Seminar 9-10-12

During Monday’s seminar we looked at The Mona Lisa by Leonardo Da Vinci and Nighthawks by Edward Hopper.  I had seen The Mona Lisa before and my feelings towards it were the same as I had remembered.  Looking at this piece, I never really thought it deserved the fame and attention that it received.  The woman in the drawing seemed awkward, simple, and unattractive.  It was because of this that I disliked the painting altogether.  It wasn’t until our discussion in class that I realized there was much more to it. For one, her look was not as simple as I was so quick to conclude.  Her facial expression may not have been too exaggerated, but it was not simple or emotionless like I had thought.  From this class I learned that in order to really appreciate and understand art you need to look deeper.

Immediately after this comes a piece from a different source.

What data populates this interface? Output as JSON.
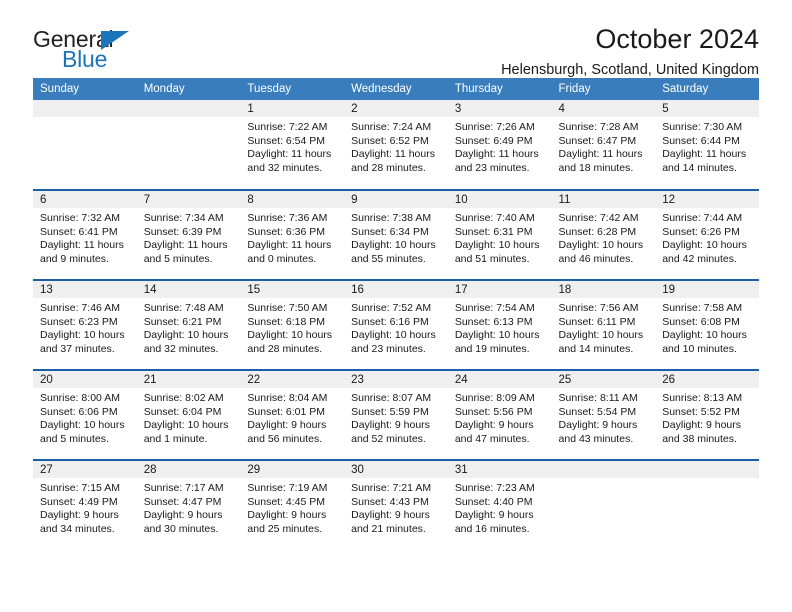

I then took a closer look at the person Da Vinci felt was important for us to see, and realized that she had an indescribable look in her eyes and a smirk that had originally gone unnoticed.  I was then led to believe that there was a lot of mystery to this woman and possibly some held in negative emotions.  This picture then became more complex and intriguing.  I was also amazed at the fact that out of all the times I had looked at this painting, I had never noticed the detailed and scenic background.  This only confirmed that I never really gave artwork the attention it needed for it to be truly appreciated.

When we looked at Nighthawks in class, it actually was the first time I had ever seen the painting.  Just from first glance I didn’t really take any interest in the piece.  Everything was so distant and as the viewer, I wasn’t exactly drawn in. It wasn’t until after the discussion we had in class that I started to become interested.  The possibility that this painting told a story and represented a time period was something that never crossed my mind.  This scene is from the 1940s and so by looking at it I was able to form conclusions about the time period and get a feel of what it was like living in it.  One would be that war was going on and those who stayed behind during the war still had responsibilities.  The fact that  Hopper felt the need to portray this brings up the possibility that they were maybe overlooked and not given the credit they deserved.